Count up the lines below that hold "Enter", then give that count by itself.
Data for the task section start
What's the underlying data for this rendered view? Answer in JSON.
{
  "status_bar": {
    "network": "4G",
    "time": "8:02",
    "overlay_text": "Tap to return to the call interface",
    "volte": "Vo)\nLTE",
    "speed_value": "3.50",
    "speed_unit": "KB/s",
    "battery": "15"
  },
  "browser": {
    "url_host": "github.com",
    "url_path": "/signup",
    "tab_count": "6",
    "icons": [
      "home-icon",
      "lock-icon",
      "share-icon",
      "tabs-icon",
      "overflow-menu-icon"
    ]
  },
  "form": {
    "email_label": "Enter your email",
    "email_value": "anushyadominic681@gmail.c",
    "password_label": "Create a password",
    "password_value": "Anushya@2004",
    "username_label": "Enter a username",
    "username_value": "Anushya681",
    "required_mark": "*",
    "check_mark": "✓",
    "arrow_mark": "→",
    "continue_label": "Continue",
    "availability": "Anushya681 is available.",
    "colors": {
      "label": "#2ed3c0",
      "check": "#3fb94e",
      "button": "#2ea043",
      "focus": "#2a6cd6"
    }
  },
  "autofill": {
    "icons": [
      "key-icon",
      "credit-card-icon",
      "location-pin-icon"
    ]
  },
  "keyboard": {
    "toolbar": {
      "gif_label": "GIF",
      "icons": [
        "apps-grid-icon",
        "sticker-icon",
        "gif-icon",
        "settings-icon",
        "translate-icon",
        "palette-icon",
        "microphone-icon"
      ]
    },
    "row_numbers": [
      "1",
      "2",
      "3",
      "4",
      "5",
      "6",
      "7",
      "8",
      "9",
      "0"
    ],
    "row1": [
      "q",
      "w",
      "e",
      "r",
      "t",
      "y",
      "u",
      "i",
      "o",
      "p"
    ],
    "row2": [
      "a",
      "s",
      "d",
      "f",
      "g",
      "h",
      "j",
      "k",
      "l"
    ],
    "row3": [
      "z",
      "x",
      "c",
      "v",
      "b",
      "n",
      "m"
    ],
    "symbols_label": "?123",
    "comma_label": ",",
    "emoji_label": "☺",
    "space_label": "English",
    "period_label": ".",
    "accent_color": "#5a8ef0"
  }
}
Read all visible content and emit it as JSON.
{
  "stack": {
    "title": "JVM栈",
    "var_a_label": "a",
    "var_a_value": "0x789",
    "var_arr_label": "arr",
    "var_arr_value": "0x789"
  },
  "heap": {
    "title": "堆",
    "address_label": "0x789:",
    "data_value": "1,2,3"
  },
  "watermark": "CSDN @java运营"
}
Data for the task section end
* _Response box_
2